Along the street, the sign on the fence says Blake, but there are other Blakes claiming this place by blood and lineage. Old and stately, built in 1867, this house sits beachside overlooking Charleston Harbor. The family has owned it since the 1890’s. The history is recorded in the courthouse but its life, breathing and sensory, is recorded in its walls and boards with family pictures and pieces — the silent secrets held tightly in the bull’s pen and the breeze carrying salt air and memories.

On the windward side, the rocking chairs clock their rhythm on the broad porch alongside the compass rose painted on the floor, gifting place to each new generation. And singing above the tide, the family tells its stories around that big, old dining table. This house echoes time and family and heart.

I married a Blake descendant, which is how I’ve come to know this place. The Decks and the Blakes crossed paths over the years, sewn together first by high school friendship as America entered its first world war, then years later, when a Blake bought the Deck dairy. Coincidence evokes chance, but destiny posits the certitude of eventuality. Some things are meant to be.

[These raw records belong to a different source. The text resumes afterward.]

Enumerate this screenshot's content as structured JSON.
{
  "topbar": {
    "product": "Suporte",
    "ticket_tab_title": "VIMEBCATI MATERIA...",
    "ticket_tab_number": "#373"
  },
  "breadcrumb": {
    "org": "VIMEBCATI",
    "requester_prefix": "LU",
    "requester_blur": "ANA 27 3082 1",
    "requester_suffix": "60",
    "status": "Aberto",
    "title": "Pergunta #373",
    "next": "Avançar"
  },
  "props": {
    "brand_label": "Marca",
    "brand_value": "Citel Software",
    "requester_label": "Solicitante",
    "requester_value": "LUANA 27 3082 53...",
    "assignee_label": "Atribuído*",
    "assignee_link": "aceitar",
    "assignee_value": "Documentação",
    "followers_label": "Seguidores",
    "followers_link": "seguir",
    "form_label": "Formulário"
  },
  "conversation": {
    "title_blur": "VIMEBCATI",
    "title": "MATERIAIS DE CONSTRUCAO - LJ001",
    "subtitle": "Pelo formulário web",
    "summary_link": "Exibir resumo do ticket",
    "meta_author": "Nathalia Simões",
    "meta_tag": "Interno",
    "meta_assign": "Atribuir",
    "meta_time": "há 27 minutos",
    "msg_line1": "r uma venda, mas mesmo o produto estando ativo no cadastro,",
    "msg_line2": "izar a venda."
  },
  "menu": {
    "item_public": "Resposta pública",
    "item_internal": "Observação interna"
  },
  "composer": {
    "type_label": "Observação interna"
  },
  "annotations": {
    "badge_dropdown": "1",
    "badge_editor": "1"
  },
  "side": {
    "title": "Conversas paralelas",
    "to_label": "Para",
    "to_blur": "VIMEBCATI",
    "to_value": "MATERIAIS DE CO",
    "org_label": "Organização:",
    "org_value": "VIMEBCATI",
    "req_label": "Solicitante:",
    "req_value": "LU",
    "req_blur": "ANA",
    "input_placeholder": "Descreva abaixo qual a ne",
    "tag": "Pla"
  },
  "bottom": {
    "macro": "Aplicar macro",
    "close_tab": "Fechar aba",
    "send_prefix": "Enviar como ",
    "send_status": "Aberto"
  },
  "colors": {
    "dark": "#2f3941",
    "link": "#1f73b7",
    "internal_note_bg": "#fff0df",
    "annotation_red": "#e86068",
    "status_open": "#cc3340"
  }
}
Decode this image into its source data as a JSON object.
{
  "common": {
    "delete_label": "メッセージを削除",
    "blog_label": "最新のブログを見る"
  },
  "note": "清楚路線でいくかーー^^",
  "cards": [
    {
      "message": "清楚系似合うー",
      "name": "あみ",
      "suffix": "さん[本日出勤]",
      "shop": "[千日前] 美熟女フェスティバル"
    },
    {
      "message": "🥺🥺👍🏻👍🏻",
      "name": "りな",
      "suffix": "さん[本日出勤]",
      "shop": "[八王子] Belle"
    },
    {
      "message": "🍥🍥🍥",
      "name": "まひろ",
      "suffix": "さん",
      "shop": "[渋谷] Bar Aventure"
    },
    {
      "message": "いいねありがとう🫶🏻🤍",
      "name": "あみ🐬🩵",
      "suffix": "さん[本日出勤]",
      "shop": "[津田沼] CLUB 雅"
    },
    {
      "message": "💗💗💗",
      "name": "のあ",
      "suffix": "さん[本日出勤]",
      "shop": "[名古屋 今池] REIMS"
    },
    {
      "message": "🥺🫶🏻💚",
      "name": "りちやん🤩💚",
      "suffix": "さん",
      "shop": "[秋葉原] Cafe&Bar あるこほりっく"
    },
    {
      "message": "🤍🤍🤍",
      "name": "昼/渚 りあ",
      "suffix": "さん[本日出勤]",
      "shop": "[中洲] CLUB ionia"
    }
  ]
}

If a place is a compass, a certainty of direction toward which one can always turn, a restoration of soul and assurance, the Blake family can always turn to this house. There is a spirit here, a sense that those who are claimed by it belong not simply by birth, but by an overwhelming humility woven through time, imparting a reverence among all who come and inhale its soothing ethos. Wedged between histories, those who come here know this place is more than time and season and memory.

My intertwining with this house over the years emancipated my understanding. Because of it, I realize place is a form of worship, for what is worship but love and praise and thanks and humble recognition of something or someone greater than us.

This place arouses community, a love embracing neighbors and friends and beach-walking strangers. And if community is family, all have been welcomed and embraced at one time or another. This family and this house have withstood squalls and squabbles, the lapping tide of time and salt air sculpting its pastoral patina.

And yet, amid all the tangible memories – water gun fights, birthday parties, treasure hunts, naps in the hammock and The Lion King replayed on that windward stage – there is an indescribability to it all. There are so many words, and still, the right word is elusive. And each family member cherishes his own tangibility and indescribability, a feeling held in hearts.

Heart binds so many things.

Because of this house, I understand church is place, a confluence of worship, community and family, and above all, heart… a heart for God and others.

“Behold, I make all things new” (Revelation 21:5, NKJV).

Some things are meant to be.

“Those who have ears to hear, let them hear” (Matthew 11:15).

Deck Cheatham has been a golf professional for more than 40 years. He lives with his family in Dalton. Contact him at